▸ ABOUT THIS EXERCISE
Could you write the entries out again, exactly as they appear?
*** DATA FOR THE TASK Section Begins ***
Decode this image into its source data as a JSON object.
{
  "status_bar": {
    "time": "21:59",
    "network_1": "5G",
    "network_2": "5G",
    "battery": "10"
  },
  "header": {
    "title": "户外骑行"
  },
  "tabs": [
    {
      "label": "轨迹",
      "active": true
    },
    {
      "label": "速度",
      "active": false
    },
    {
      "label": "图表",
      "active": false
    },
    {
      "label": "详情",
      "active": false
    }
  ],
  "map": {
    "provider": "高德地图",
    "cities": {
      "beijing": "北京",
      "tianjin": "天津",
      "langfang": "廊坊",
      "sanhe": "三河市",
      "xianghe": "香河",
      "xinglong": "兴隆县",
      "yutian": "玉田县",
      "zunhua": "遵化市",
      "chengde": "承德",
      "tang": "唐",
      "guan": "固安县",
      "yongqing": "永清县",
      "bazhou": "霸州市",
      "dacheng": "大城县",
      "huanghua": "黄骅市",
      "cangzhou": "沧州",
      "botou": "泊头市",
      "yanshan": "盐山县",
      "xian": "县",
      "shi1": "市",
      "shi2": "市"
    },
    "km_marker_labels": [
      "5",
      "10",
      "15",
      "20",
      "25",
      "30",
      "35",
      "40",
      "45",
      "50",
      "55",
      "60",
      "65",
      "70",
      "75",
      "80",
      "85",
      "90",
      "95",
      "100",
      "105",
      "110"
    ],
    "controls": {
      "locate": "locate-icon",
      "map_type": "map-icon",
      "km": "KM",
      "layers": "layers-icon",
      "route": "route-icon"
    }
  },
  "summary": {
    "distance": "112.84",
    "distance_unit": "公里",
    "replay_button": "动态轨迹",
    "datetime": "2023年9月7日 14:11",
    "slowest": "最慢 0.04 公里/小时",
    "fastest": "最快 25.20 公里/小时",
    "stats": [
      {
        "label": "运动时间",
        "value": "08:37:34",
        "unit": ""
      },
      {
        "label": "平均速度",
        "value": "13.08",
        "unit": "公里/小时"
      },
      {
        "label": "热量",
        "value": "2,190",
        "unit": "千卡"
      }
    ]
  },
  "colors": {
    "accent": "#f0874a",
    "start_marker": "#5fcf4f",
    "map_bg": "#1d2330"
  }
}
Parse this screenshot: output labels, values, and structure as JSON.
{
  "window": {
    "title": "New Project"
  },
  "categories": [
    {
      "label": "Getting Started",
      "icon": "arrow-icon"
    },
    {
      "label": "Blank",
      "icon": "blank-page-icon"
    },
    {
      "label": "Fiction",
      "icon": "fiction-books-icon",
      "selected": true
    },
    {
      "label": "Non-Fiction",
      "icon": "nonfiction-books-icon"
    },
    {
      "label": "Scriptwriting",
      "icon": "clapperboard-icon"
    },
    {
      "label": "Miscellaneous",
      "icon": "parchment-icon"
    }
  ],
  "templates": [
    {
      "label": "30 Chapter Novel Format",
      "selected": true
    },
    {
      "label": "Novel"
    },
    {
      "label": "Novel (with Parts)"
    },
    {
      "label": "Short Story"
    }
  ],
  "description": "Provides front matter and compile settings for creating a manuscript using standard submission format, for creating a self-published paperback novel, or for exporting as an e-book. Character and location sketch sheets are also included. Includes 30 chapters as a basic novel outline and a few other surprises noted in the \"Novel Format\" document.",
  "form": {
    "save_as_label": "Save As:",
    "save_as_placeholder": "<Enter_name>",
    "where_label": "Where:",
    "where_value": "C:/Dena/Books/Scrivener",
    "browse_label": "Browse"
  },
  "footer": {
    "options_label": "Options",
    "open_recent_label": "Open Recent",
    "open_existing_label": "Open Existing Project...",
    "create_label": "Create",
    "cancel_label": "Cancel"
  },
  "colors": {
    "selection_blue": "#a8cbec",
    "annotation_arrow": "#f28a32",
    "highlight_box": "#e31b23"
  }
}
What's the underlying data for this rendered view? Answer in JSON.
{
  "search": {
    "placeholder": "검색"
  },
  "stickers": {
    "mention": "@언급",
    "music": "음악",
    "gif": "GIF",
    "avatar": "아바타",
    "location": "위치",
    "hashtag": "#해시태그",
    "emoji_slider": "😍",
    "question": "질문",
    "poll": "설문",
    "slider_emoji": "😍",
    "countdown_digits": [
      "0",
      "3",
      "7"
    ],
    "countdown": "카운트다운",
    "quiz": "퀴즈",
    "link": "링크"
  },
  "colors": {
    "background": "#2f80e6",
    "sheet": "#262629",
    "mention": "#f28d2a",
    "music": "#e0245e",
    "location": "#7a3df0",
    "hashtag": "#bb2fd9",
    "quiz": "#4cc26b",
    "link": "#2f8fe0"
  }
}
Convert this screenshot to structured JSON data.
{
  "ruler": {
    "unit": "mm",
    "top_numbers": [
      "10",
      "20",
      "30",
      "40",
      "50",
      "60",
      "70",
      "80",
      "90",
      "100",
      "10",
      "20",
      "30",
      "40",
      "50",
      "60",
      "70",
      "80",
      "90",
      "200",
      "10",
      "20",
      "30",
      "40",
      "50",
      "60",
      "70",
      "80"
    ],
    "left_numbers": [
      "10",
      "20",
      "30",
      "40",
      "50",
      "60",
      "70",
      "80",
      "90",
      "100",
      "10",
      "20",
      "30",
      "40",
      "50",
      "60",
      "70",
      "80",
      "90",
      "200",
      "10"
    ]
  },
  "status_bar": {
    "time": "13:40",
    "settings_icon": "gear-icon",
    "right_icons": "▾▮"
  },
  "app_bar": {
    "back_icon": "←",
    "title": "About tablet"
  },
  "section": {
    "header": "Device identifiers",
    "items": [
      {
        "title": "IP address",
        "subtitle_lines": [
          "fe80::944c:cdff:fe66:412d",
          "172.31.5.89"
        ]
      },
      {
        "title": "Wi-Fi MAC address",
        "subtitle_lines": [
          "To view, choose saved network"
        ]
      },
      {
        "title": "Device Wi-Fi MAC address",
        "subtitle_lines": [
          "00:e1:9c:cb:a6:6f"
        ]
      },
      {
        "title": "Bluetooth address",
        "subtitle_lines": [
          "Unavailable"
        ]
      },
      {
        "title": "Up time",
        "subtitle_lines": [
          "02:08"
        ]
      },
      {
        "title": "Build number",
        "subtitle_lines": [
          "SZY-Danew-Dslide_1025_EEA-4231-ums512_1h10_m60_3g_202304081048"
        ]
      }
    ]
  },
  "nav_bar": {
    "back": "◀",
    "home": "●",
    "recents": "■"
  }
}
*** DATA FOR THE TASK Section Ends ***
▸ THE ANSWER
Decode this image into its source data as a JSON object.
{
  "status_bar": {
    "time": "21:59",
    "network_1": "5G",
    "network_2": "5G",
    "battery": "10"
  },
  "header": {
    "title": "户外骑行"
  },
  "tabs": [
    {
      "label": "轨迹",
      "active": true
    },
    {
      "label": "速度",
      "active": false
    },
    {
      "label": "图表",
      "active": false
    },
    {
      "label": "详情",
      "active": false
    }
  ],
  "map": {
    "provider": "高德地图",
    "cities": {
      "beijing": "北京",
      "tianjin": "天津",
      "langfang": "廊坊",
      "sanhe": "三河市",
      "xianghe": "香河",
      "xinglong": "兴隆县",
      "yutian": "玉田县",
      "zunhua": "遵化市",
      "chengde": "承德",
      "tang": "唐",
      "guan": "固安县",
      "yongqing": "永清县",
      "bazhou": "霸州市",
      "dacheng": "大城县",
      "huanghua": "黄骅市",
      "cangzhou": "沧州",
      "botou": "泊头市",
      "yanshan": "盐山县",
      "xian": "县",
      "shi1": "市",
      "shi2": "市"
    },
    "km_marker_labels": [
      "5",
      "10",
      "15",
      "20",
      "25",
      "30",
      "35",
      "40",
      "45",
      "50",
      "55",
      "60",
      "65",
      "70",
      "75",
      "80",
      "85",
      "90",
      "95",
      "100",
      "105",
      "110"
    ],
    "controls": {
      "locate": "locate-icon",
      "map_type": "map-icon",
      "km": "KM",
      "layers": "layers-icon",
      "route": "route-icon"
    }
  },
  "summary": {
    "distance": "112.84",
    "distance_unit": "公里",
    "replay_button": "动态轨迹",
    "datetime": "2023年9月7日 14:11",
    "slowest": "最慢 0.04 公里/小时",
    "fastest": "最快 25.20 公里/小时",
    "stats": [
      {
        "label": "运动时间",
        "value": "08:37:34",
        "unit": ""
      },
      {
        "label": "平均速度",
        "value": "13.08",
        "unit": "公里/小时"
      },
      {
        "label": "热量",
        "value": "2,190",
        "unit": "千卡"
      }
    ]
  },
  "colors": {
    "accent": "#f0874a",
    "start_marker": "#5fcf4f",
    "map_bg": "#1d2330"
  }
}
Parse this screenshot: output labels, values, and structure as JSON.
{
  "window": {
    "title": "New Project"
  },
  "categories": [
    {
      "label": "Getting Started",
      "icon": "arrow-icon"
    },
    {
      "label": "Blank",
      "icon": "blank-page-icon"
    },
    {
      "label": "Fiction",
      "icon": "fiction-books-icon",
      "selected": true
    },
    {
      "label": "Non-Fiction",
      "icon": "nonfiction-books-icon"
    },
    {
      "label": "Scriptwriting",
      "icon": "clapperboard-icon"
    },
    {
      "label": "Miscellaneous",
      "icon": "parchment-icon"
    }
  ],
  "templates": [
    {
      "label": "30 Chapter Novel Format",
      "selected": true
    },
    {
      "label": "Novel"
    },
    {
      "label": "Novel (with Parts)"
    },
    {
      "label": "Short Story"
    }
  ],
  "description": "Provides front matter and compile settings for creating a manuscript using standard submission format, for creating a self-published paperback novel, or for exporting as an e-book. Character and location sketch sheets are also included. Includes 30 chapters as a basic novel outline and a few other surprises noted in the \"Novel Format\" document.",
  "form": {
    "save_as_label": "Save As:",
    "save_as_placeholder": "<Enter_name>",
    "where_label": "Where:",
    "where_value": "C:/Dena/Books/Scrivener",
    "browse_label": "Browse"
  },
  "footer": {
    "options_label": "Options",
    "open_recent_label": "Open Recent",
    "open_existing_label": "Open Existing Project...",
    "create_label": "Create",
    "cancel_label": "Cancel"
  },
  "colors": {
    "selection_blue": "#a8cbec",
    "annotation_arrow": "#f28a32",
    "highlight_box": "#e31b23"
  }
}
What's the underlying data for this rendered view? Answer in JSON.
{
  "search": {
    "placeholder": "검색"
  },
  "stickers": {
    "mention": "@언급",
    "music": "음악",
    "gif": "GIF",
    "avatar": "아바타",
    "location": "위치",
    "hashtag": "#해시태그",
    "emoji_slider": "😍",
    "question": "질문",
    "poll": "설문",
    "slider_emoji": "😍",
    "countdown_digits": [
      "0",
      "3",
      "7"
    ],
    "countdown": "카운트다운",
    "quiz": "퀴즈",
    "link": "링크"
  },
  "colors": {
    "background": "#2f80e6",
    "sheet": "#262629",
    "mention": "#f28d2a",
    "music": "#e0245e",
    "location": "#7a3df0",
    "hashtag": "#bb2fd9",
    "quiz": "#4cc26b",
    "link": "#2f8fe0"
  }
}
Convert this screenshot to structured JSON data.
{
  "ruler": {
    "unit": "mm",
    "top_numbers": [
      "10",
      "20",
      "30",
      "40",
      "50",
      "60",
      "70",
      "80",
      "90",
      "100",
      "10",
      "20",
      "30",
      "40",
      "50",
      "60",
      "70",
      "80",
      "90",
      "200",
      "10",
      "20",
      "30",
      "40",
      "50",
      "60",
      "70",
      "80"
    ],
    "left_numbers": [
      "10",
      "20",
      "30",
      "40",
      "50",
      "60",
      "70",
      "80",
      "90",
      "100",
      "10",
      "20",
      "30",
      "40",
      "50",
      "60",
      "70",
      "80",
      "90",
      "200",
      "10"
    ]
  },
  "status_bar": {
    "time": "13:40",
    "settings_icon": "gear-icon",
    "right_icons": "▾▮"
  },
  "app_bar": {
    "back_icon": "←",
    "title": "About tablet"
  },
  "section": {
    "header": "Device identifiers",
    "items": [
      {
        "title": "IP address",
        "subtitle_lines": [
          "fe80::944c:cdff:fe66:412d",
          "172.31.5.89"
        ]
      },
      {
        "title": "Wi-Fi MAC address",
        "subtitle_lines": [
          "To view, choose saved network"
        ]
      },
      {
        "title": "Device Wi-Fi MAC address",
        "subtitle_lines": [
          "00:e1:9c:cb:a6:6f"
        ]
      },
      {
        "title": "Bluetooth address",
        "subtitle_lines": [
          "Unavailable"
        ]
      },
      {
        "title": "Up time",
        "subtitle_lines": [
          "02:08"
        ]
      },
      {
        "title": "Build number",
        "subtitle_lines": [
          "SZY-Danew-Dslide_1025_EEA-4231-ums512_1h10_m60_3g_202304081048"
        ]
      }
    ]
  },
  "nav_bar": {
    "back": "◀",
    "home": "●",
    "recents": "■"
  }
}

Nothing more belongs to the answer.